» Exercise prompt: Check each line of the entries below for the string "Кищин"; copy every line where it appears.

» The data:
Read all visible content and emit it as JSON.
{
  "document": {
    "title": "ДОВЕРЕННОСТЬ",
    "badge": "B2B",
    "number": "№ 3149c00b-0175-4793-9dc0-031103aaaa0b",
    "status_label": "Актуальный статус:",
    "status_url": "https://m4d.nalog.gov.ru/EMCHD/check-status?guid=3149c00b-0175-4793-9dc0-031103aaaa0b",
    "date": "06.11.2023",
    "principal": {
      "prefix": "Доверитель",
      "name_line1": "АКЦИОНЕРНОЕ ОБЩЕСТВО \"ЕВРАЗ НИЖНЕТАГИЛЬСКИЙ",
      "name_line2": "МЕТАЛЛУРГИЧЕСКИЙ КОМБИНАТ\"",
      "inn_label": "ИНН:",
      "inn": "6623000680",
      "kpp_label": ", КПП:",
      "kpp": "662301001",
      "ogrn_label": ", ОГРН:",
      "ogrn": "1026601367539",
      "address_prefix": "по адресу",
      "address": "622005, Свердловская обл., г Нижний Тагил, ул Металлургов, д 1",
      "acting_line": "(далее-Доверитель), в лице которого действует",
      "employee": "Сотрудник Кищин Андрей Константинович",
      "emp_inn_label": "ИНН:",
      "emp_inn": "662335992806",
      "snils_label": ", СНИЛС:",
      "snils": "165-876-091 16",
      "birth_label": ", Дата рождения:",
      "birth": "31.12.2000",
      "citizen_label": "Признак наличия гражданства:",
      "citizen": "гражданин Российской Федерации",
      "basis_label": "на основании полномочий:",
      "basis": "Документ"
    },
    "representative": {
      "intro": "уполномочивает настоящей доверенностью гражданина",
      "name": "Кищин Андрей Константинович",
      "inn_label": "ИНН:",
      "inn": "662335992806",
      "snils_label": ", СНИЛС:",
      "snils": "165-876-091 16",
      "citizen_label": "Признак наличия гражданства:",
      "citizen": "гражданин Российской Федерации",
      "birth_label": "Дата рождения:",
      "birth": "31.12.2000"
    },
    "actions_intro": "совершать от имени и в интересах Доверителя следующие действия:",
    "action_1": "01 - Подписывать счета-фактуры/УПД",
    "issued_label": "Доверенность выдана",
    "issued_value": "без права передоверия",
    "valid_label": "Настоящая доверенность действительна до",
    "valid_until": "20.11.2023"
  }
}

» Answer to the exercise:
      "employee": "Сотрудник Кищин Андрей Константинович",
      "name": "Кищин Андрей Константинович",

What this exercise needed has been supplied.